I wish very much that we could stop looking upon this day purely as one in which our duty is accomplished when we remember and are grateful for the sacrifices of those who died in past wars. I wish this could be turned into a day when we think realistically about the cost of modern war and the danger of annihilation which another war may bring to our civilization.

I have the greatest respect for the ladies of the DAR, who, in their recent convention, passed such patriotic resolutions demanding that everything be done for the defense of our land. They were stirred by the head of the American Legion, who warned them that we must weed out the secret agents of Communism and Nazism who have infiltrated into our country with visitors' visas and then lost themselves in wide-open spaces. I quite agree that we should get rid of such people, but I have a feeling that the FBI is up to the job. But the FBI and the patriotic ladies' resolutions will not prevent the removal from the earth of what we call civilization if we have an atomic war.

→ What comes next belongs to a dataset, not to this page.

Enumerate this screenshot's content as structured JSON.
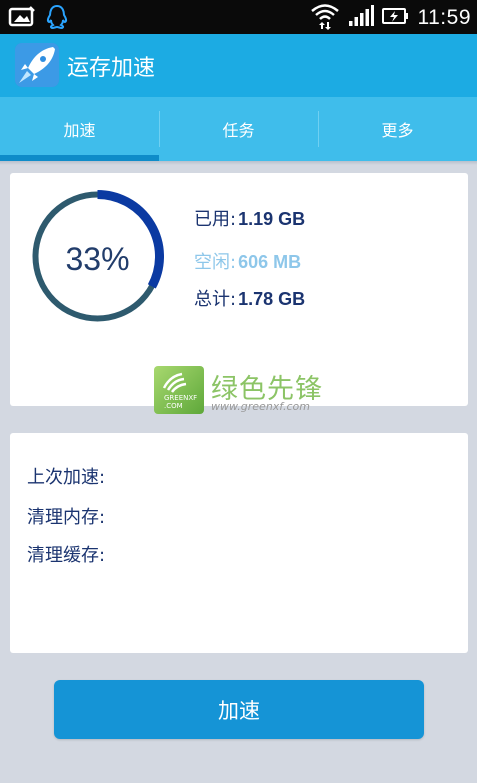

This is what I would like to have people consider on this Decoration Day, and I would like them to dedicate themselves to the study of how to prevent war. We have proved on several occasions that it is not prevented by armaments alone. It is true that weakness courts aggression, but at the present time the people of the United States are in a strange position. They are stronger than any other nation in the world, and yet they are afraid of attack as they have never been before.

The perusal of any of our newspapers will show that this fear exists even when it is not plainly expressed. The only reason for this is that we have no real plan on which we are concentrating which will improve goodwill among the governments of the world. None of the peoples want to go to war, but all of the governments are suspicious of each other. And whenever a statesman makes a public pronouncement, he seems to create in the press, and probably in the hearts of other statesmen, tremors of fear and visions of coalitions against this or that nation.

Would it help if, on this Decoration Day, as we think of the graves of our dead everywhere in the world, we remember that all of them died to bring to their people at home security and peace and greater well-being? Could we pledge ourselves, as a tribute to them, to try to find new ways of meeting the problems of peace an atomic age? I am sure peace in the world has to begin with peace in the heart of each individual. Could we really today begin a new era—love God and love our fellow man?

E.R.
PNews, NSJ, 31 May 1947